**** SUPPLIED DATA
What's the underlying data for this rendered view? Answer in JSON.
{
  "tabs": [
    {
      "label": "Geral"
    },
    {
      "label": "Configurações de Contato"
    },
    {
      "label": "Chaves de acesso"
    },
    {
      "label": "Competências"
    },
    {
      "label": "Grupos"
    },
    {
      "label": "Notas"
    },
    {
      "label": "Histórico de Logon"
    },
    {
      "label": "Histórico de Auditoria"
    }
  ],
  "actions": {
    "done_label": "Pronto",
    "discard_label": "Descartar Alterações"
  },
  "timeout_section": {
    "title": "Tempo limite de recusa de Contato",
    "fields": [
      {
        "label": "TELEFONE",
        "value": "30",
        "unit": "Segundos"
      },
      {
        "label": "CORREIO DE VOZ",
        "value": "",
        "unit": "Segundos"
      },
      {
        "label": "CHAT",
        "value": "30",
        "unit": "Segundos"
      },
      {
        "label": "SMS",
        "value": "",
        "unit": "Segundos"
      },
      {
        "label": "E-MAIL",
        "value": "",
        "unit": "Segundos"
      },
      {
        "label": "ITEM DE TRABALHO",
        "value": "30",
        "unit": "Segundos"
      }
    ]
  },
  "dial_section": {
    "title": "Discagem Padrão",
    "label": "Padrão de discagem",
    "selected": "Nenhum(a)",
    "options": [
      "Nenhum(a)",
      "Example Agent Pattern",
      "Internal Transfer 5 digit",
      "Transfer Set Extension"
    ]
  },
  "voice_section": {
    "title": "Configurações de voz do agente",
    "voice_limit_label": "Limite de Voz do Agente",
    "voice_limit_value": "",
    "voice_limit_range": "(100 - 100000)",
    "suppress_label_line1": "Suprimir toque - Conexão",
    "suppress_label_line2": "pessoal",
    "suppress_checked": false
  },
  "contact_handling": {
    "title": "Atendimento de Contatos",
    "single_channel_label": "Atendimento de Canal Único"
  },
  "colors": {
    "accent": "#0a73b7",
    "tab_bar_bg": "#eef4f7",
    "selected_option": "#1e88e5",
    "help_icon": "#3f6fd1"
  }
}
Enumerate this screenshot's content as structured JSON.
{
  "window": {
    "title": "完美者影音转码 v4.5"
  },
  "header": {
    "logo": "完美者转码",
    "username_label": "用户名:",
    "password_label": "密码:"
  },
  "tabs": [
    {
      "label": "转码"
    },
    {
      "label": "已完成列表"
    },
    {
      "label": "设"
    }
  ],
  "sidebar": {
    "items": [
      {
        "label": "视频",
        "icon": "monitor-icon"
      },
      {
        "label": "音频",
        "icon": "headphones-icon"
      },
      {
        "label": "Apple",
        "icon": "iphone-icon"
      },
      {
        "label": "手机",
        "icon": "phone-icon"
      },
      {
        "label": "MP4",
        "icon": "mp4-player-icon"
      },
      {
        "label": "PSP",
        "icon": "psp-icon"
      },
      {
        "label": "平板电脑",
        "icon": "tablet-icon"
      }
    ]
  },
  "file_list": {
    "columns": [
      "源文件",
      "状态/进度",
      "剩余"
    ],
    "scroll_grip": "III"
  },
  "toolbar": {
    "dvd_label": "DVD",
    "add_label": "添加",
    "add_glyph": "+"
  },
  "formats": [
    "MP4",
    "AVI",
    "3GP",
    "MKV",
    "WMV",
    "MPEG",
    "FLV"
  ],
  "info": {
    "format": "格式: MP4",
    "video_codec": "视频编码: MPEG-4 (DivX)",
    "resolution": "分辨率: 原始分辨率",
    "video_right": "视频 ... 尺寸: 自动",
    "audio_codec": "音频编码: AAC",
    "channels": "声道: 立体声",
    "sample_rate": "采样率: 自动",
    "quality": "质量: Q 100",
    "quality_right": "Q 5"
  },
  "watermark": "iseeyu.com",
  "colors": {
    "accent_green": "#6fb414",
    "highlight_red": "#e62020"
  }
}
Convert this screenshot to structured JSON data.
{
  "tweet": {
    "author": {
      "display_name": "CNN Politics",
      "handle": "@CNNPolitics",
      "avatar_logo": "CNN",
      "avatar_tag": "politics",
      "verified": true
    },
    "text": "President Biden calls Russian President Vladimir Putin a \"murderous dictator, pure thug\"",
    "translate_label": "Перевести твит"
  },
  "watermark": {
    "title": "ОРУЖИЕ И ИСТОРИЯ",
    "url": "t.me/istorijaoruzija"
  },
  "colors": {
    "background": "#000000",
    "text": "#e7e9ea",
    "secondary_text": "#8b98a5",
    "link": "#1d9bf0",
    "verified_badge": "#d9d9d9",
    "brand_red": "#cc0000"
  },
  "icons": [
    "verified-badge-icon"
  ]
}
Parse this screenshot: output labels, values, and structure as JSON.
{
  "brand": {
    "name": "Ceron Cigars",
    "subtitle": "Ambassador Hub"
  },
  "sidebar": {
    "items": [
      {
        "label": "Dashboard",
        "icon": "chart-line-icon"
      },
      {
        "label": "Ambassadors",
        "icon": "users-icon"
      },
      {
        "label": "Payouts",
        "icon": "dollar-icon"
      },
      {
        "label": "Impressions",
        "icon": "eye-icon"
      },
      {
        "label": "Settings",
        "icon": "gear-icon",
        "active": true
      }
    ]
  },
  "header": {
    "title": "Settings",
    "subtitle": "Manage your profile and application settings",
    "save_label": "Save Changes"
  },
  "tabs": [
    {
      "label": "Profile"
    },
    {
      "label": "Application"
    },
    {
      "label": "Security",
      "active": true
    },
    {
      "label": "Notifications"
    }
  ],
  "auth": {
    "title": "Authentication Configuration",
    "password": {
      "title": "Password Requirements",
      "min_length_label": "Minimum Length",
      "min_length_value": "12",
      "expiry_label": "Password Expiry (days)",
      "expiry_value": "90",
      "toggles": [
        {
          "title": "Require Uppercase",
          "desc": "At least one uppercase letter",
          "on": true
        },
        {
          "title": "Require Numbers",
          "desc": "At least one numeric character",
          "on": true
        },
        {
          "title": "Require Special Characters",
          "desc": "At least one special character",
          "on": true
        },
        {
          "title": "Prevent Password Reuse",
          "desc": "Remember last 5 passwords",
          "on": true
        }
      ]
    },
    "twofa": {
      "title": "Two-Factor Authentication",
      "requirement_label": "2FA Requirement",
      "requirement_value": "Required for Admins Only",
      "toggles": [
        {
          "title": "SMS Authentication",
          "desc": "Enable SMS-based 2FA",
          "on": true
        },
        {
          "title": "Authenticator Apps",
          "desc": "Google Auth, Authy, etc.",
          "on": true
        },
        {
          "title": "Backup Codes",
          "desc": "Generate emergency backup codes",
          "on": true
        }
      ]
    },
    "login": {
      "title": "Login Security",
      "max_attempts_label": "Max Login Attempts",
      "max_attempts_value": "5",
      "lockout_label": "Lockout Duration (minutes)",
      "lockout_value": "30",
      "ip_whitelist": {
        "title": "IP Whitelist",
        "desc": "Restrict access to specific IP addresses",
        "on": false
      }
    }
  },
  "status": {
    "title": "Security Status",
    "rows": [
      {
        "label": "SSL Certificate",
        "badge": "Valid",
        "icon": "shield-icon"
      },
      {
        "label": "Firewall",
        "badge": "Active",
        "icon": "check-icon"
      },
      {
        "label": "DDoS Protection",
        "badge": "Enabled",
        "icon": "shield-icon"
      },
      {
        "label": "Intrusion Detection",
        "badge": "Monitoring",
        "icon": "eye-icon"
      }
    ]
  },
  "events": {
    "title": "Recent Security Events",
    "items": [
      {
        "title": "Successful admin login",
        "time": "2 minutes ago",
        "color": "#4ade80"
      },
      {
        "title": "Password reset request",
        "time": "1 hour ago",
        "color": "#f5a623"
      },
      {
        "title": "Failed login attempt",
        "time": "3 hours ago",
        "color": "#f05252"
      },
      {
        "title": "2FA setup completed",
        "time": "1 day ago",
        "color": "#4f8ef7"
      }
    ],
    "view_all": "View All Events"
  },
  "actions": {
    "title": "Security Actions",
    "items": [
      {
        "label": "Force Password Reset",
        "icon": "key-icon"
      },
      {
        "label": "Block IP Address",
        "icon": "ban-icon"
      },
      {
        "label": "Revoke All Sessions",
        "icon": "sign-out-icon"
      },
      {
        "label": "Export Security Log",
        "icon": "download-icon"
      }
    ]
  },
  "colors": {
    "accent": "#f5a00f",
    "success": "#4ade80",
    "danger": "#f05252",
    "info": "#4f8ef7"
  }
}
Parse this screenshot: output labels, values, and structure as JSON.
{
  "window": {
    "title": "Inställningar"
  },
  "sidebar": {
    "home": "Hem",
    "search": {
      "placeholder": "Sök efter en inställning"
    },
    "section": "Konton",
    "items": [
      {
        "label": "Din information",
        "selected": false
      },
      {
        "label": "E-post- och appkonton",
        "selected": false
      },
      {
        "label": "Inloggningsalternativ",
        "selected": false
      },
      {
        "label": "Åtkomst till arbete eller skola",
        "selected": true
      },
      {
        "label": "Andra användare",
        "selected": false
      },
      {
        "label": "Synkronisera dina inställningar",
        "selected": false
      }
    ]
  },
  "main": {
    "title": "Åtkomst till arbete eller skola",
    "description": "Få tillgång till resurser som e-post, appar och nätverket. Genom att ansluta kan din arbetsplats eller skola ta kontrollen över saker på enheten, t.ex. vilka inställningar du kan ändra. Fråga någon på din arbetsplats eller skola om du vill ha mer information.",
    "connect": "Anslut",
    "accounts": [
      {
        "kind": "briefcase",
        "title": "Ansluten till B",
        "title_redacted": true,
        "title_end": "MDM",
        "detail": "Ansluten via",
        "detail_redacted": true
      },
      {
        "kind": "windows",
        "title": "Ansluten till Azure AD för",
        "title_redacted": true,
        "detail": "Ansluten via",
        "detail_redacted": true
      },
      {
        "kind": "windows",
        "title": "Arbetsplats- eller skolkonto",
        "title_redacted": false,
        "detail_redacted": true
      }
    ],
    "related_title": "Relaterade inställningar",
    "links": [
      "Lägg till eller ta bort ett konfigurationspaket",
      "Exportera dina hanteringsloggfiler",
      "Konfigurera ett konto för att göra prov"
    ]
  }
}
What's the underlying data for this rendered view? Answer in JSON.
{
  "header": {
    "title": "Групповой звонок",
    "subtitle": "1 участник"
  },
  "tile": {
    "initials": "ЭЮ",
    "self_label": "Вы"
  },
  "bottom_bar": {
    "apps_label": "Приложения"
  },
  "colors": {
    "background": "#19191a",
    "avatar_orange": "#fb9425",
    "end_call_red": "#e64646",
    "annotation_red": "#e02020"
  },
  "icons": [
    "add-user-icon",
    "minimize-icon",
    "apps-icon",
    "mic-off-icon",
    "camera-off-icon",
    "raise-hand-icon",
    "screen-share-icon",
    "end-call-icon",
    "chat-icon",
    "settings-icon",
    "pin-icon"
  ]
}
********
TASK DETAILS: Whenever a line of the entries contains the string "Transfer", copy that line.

TASK ANSWER:
      "Internal Transfer 5 digit",
      "Transfer Set Extension"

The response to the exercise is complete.